All lines below containing "Reports" are to be listed.

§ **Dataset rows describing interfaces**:
┌──
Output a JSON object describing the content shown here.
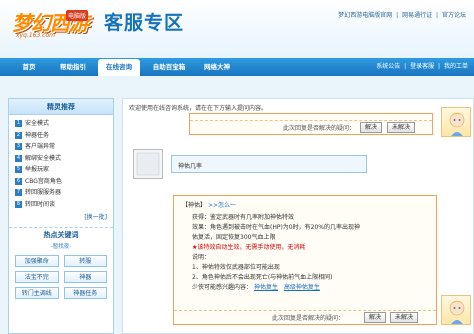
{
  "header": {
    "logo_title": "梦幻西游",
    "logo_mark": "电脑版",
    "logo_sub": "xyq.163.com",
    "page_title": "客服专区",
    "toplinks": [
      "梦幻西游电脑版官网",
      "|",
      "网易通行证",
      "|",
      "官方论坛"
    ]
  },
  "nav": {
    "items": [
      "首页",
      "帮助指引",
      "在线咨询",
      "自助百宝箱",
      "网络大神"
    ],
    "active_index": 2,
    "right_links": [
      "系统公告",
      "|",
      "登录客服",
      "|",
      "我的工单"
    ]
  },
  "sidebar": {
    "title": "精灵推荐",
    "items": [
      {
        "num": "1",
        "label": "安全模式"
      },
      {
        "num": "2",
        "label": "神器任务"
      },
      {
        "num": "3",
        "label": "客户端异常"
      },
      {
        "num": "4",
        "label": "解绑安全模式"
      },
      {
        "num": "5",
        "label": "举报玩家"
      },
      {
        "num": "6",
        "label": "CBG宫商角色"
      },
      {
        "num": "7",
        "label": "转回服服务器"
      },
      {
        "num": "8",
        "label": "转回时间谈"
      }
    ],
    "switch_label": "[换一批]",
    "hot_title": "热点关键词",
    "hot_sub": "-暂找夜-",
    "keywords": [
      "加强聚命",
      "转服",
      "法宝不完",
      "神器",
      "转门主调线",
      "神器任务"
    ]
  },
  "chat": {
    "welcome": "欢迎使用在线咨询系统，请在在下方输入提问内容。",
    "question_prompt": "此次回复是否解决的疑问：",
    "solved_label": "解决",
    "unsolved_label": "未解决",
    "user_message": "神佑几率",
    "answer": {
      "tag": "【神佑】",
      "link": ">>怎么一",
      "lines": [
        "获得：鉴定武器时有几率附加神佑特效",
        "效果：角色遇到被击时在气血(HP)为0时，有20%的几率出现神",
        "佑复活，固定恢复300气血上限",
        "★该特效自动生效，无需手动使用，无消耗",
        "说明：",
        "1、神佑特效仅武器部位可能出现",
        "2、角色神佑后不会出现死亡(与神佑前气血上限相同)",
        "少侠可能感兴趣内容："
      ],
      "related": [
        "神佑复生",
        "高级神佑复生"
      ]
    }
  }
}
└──
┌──
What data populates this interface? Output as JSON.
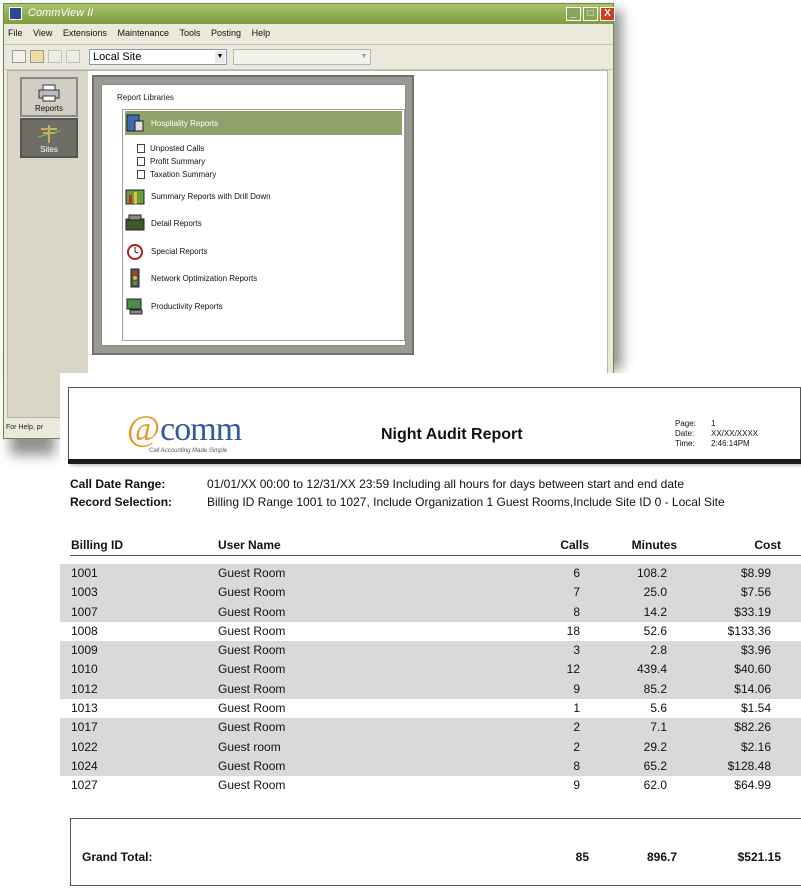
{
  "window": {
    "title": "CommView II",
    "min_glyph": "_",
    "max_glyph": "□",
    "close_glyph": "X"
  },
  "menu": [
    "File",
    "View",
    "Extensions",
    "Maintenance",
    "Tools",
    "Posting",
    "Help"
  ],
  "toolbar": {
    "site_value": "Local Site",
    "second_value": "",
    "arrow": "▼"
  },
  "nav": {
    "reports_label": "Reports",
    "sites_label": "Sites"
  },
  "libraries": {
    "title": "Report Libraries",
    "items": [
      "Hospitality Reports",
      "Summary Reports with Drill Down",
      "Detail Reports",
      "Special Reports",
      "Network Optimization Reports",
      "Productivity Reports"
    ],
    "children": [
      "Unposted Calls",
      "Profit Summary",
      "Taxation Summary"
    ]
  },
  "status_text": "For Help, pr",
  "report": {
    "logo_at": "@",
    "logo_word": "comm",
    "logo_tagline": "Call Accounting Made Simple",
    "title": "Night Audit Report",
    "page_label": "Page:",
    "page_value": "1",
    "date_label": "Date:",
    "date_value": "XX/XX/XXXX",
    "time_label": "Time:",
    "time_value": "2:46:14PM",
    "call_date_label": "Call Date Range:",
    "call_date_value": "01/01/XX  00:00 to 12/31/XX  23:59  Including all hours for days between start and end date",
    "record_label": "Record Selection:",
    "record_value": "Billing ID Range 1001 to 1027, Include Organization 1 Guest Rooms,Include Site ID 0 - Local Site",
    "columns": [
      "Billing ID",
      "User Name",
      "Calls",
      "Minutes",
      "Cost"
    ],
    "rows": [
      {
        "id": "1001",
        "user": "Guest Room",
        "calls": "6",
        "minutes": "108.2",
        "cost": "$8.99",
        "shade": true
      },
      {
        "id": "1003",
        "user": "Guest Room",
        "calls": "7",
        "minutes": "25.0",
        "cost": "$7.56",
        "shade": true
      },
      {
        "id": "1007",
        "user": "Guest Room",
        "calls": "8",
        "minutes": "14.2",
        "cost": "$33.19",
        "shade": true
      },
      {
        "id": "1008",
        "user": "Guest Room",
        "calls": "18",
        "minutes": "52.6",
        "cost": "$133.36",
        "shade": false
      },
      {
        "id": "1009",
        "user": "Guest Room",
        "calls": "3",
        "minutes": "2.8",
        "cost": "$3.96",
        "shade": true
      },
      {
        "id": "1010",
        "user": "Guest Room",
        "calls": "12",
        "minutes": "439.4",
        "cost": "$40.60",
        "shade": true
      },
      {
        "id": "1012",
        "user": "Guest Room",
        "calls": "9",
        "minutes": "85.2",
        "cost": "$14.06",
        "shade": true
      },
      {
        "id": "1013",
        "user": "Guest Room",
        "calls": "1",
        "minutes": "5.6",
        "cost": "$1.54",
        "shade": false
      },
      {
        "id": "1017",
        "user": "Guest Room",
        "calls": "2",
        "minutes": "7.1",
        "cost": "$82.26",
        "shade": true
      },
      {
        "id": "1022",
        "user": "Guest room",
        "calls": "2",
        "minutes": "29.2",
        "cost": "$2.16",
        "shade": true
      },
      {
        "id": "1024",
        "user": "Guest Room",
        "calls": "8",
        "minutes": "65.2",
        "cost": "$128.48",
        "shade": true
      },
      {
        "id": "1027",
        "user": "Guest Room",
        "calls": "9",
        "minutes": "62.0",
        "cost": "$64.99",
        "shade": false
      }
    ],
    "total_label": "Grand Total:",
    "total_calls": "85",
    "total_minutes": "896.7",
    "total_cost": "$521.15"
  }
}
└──
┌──
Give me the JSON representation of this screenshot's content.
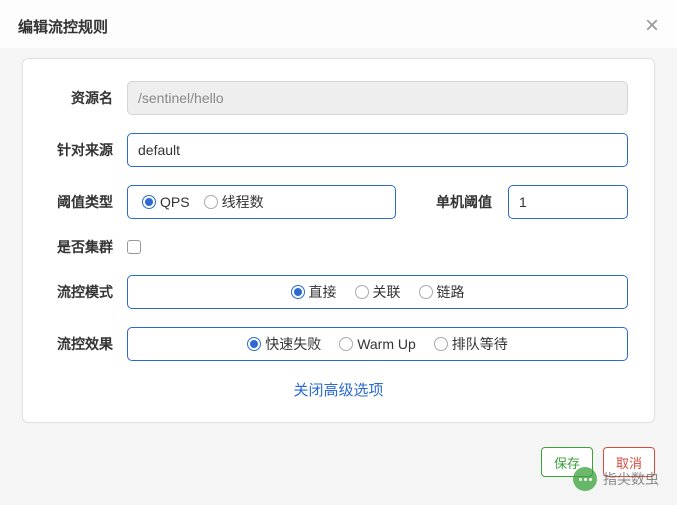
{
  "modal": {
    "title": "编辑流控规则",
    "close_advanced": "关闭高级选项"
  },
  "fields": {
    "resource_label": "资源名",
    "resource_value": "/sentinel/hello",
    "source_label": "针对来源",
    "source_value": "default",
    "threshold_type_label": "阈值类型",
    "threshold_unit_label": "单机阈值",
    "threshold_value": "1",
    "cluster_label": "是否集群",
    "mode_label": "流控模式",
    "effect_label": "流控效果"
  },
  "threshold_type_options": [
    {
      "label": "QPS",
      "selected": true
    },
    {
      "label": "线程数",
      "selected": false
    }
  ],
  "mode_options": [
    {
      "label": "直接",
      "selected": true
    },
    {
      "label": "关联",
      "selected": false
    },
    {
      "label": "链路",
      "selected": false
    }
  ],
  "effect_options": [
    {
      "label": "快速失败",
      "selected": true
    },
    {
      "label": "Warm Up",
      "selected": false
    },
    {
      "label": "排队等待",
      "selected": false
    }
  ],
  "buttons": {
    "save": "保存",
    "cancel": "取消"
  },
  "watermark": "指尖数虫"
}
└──
§ **THE ANSWER**:
    "reports_label": "Reports",
      "Hospitality Reports",
      "Summary Reports with Drill Down",
      "Detail Reports",
      "Special Reports",
      "Network Optimization Reports",
      "Productivity Reports"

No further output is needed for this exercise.